- They tend to hold on to feelings like bitterness or jealousy, and avoid taking any possible responsibility for their misfortunes.
There are some of the most obvious characteristics of someone with a chronic victim mentality:
1. They blame others for a lack of help
Most of the time, they feel frustrated when they don’t receive help from others. They don’t trust their own abilities and don’t feel capable of solving their own problems.
Generally, they tend to make everything into a big drama.
2. They unconsciously manipulate facts
It doesn’t matter what the true story might be behind their problems. They’re always looking for a way to misrepresent the facts so that they are someone else’s fault, and never their own.
This is something that they do naturally through their victim mentality, as they themselves feel.
3. They display limited self-criticism
Although people with a chronic victim mentality aren’t able to recognize their good qualities, they can be self-critical about their actions. However, this may only be a way to further prove that things somebody else’s fault.
In the end, their victim mentality makes their ability to self-criticize quite limited.
4. Their imagination is centered on misfortune
This type of person fantasizes that the world is suffering and nothing good will come out of the future.
In fact, they feel good talking about this with other people.
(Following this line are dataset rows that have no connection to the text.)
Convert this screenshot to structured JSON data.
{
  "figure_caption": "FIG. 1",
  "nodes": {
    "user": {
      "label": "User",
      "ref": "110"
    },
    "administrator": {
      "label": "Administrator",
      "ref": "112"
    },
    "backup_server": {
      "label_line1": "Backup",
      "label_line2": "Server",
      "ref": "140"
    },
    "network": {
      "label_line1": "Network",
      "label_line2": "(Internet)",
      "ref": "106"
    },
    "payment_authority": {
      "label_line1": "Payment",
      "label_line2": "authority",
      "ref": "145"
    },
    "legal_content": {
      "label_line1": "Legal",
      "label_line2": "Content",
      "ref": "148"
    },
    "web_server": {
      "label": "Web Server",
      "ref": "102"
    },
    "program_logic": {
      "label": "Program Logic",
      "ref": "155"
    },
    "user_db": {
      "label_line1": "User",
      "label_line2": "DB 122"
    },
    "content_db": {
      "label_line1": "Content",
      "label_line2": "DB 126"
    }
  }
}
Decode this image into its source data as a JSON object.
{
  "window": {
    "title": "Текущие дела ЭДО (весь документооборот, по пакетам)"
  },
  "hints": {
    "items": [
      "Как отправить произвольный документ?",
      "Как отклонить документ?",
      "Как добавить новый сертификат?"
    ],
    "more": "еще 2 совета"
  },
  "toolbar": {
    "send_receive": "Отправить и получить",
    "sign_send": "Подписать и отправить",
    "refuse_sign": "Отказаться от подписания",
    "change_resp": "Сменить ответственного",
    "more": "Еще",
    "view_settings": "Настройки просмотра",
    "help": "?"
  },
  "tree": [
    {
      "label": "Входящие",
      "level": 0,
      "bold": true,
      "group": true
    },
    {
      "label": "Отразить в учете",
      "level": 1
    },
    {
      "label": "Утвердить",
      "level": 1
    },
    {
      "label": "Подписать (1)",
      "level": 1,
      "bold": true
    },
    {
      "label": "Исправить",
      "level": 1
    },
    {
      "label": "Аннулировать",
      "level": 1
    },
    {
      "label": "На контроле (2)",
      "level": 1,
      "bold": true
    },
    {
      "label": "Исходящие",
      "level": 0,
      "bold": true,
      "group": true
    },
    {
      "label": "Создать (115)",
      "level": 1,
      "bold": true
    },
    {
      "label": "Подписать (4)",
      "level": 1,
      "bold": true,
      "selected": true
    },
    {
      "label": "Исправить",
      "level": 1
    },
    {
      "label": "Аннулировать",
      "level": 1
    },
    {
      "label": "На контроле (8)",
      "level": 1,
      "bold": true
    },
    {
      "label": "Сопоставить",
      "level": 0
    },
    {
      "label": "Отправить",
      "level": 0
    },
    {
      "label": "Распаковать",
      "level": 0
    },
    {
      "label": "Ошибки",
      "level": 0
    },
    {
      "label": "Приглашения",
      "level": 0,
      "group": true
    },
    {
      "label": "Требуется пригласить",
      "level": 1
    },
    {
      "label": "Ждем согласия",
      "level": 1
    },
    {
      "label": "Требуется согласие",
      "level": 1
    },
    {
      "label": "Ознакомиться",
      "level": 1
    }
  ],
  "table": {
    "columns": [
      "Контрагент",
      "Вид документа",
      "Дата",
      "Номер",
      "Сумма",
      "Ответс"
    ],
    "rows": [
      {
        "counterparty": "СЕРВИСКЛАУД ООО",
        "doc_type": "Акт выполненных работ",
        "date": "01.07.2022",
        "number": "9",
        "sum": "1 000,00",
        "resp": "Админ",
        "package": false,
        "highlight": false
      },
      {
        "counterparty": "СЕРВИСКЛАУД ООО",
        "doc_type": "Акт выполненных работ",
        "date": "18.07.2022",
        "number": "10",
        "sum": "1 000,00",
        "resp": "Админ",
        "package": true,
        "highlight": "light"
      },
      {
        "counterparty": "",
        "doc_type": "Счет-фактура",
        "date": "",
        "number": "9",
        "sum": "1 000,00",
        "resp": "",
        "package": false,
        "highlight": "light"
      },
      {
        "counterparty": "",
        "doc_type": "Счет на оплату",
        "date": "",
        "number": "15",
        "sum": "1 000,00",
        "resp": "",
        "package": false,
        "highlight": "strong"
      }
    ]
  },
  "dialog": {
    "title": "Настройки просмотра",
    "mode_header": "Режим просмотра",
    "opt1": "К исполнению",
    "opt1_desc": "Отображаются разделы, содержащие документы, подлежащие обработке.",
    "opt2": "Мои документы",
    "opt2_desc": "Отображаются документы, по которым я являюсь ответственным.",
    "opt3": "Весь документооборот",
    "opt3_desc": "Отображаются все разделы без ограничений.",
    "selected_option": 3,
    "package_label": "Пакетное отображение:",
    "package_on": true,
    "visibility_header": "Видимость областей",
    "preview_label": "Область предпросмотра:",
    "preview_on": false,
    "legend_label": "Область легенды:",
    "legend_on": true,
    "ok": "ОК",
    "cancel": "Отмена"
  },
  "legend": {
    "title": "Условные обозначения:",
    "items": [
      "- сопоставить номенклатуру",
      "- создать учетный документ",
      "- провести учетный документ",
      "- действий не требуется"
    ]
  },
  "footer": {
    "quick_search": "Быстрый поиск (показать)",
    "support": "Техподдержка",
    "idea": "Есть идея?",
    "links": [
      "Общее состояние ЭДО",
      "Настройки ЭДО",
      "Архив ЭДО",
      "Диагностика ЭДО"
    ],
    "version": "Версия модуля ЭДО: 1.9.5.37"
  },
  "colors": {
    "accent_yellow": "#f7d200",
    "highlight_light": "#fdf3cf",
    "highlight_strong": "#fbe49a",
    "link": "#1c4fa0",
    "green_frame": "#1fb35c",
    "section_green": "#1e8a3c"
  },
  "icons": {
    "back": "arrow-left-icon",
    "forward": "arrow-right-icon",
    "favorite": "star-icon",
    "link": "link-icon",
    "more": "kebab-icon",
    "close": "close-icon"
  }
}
All of this derives from a distorted vision of reality.
5. They unconsciously manipulate
In this case, they resort to blackmail as the only means of getting all the help they need when they need it.
Therefore, they work other people’s minds, making themselves victims at all times. Then, when they suffer an accident or mishap, the rest feel responsible and lend them the help they seek.
6. A problem becomes eternal
A chronic victim mentality is a problem that only gets worse over time. Their misfortunes and complaints become habitual.
This can cause us to feel despair and frustration, and everything becomes an emotional burden.
It’s at this point that some people turn in victims of their own lives and can’t find a way out.
If this is your case or the case of someone you know, consider getting some help. You’ll be amazed by the results.It might interest you...
All cited sources were thoroughly reviewed by our team to ensure their quality, reliability, currency, and validity. The bibliography of this article was considered reliable and of academic or scientific accuracy.
- José María Perceval. (2008). Víctimas y verdugos. Realidad y construcción de la víctima y el victimismo. Universitat Internacional de la Pau. Recull de ponències, Nº. 22, 2008 (Ejemplar dedicado a: XXII edició. Processos de pau. Sant Cugat del Vallès, Juliol 2007), ISBN 978-84-61-16996-2, págs. 201-212. https://dialnet.unirioja.es/servlet/articulo?codigo=2794465
- Pilar San Juan Sanz. (2015). PLAYING RUSSIAN ROULETTE (A CASE ABOUT BORDERLINE PERSONALITY DISORDER AND ALCOHOL AND COCAINE DEPENDENCE). Revista de Patología Dual. https://patologiadual.es/docs/revista/pdfs/2015_6.pdf